Sympistis albifasciata (Hampson, 1906)

93-1799

Identification

Adults

Sympistis albifasciata is a small (FW length 12 - 14 mm) moth with a brown forewing and black hindwing that are both marked with warm brownish off-white on the median wing that produces the appearance of a continuous band across both wings in spread specimens. It flies in a variety of dry habitats from mid-summer through the fall.  The forewing is sandy gray-brown on the base and with slightly darker gray-brown ground color distal to the antemedial line. The medial subterminal area is mostly the pale color described above, forming a large patch on the posterior half of the wing and a smaller one opposite the cell. The lateral subterminal area is darker gray with a series of long black wedges abutting the subterminal line on the anterior and mid-wing. The basal, antemedial, and postmedial lines are black, single. The antemedial line is smoothly convex except for a short concave segment on the cubital vein. The postmedial line is narrowly excurved opposite at the reniform spot, then sharply drawn toward the base across the lower spot before turning in a smooth concave segment that borders the largest pale area to the trailing margin. A dark gray median line is present, varying from light to dark and blackish. The subterminal line is pale brown, irregular and blotchy. The terminal line is a dark gray line or series of spots. The fringe is gray brown to gray with weak checkering in some specimens. The orbicular spot is long and oval, outlined in black and filled with the color of the adjacent median area with a darker ocellus. The reniform spot is broadly ovoid, outlined in black but open toward the trailing margin where it is crossed by the postmedian line. It is filled mostly with the same pale color as the subjacent subterminal area. The claviform spot is black, small, and filled with the adjacent ground color. The hindwing ground color is warm brownish off-white with gray-brown basal suffusion, a dark gray to black median line that obscures the discal spot, and a broad black marginal band that has an undulating medial margin. The hindwing fringe is tri-colored, yellow, gray, and white. The head and thorax are sandy tan, with faint barring on the collar. The male antenna is filiform.
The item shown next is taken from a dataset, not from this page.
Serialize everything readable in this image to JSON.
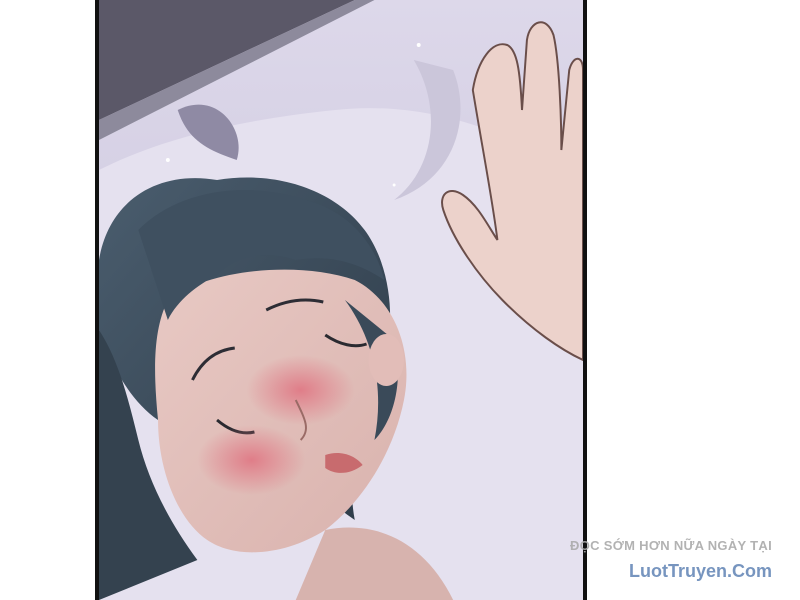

The combination of a large white area in the lower subterminal area that is bordered by the concave postmedial line and the striped black and white hindwing are diagnostic of this species.

Habitat

This species is widely distributed throughout much of western North America in dry brushlands, juniper woodlands, and canyonland habitats at low to middle elevations.  It is rather sporadic in distribution, but is one of the most reliably collected fall Sympistis species and can be locally common to abundant.

Distribution

Pacific Northwest

Sympistis albifasciata is found east of the Cascade crest in eastern Oregon and Washington. It has been collected most commonly in the western Columbia Basin and on the east slope of the adjacent Cascade Range. It is also known from southeastern Idaho and western Montana.

Global

The range of this species includes the southern Rocky Mountain region, the Intermountain West, and northern and east-central California.

Life History

Larvae

No information is presently available regarding larval foodplants of this species. The most likely foodplant is beardtongue (Penstemon spp.) in the Scrophulariaceae based on the habitat and preferences of related species.

Adults

The flight period of S. albifasciata is late summer and fall. It has been collected as early as late July but it is most common during September. Adults are partially diurnal and visit flowers such as rabbitbrush (Chrysothamnus spp.) during the day. They more commonly fly at night and are attracted to lights.

Economic Importance

This species is of no economic importance.

Literature

Moth Photographers Group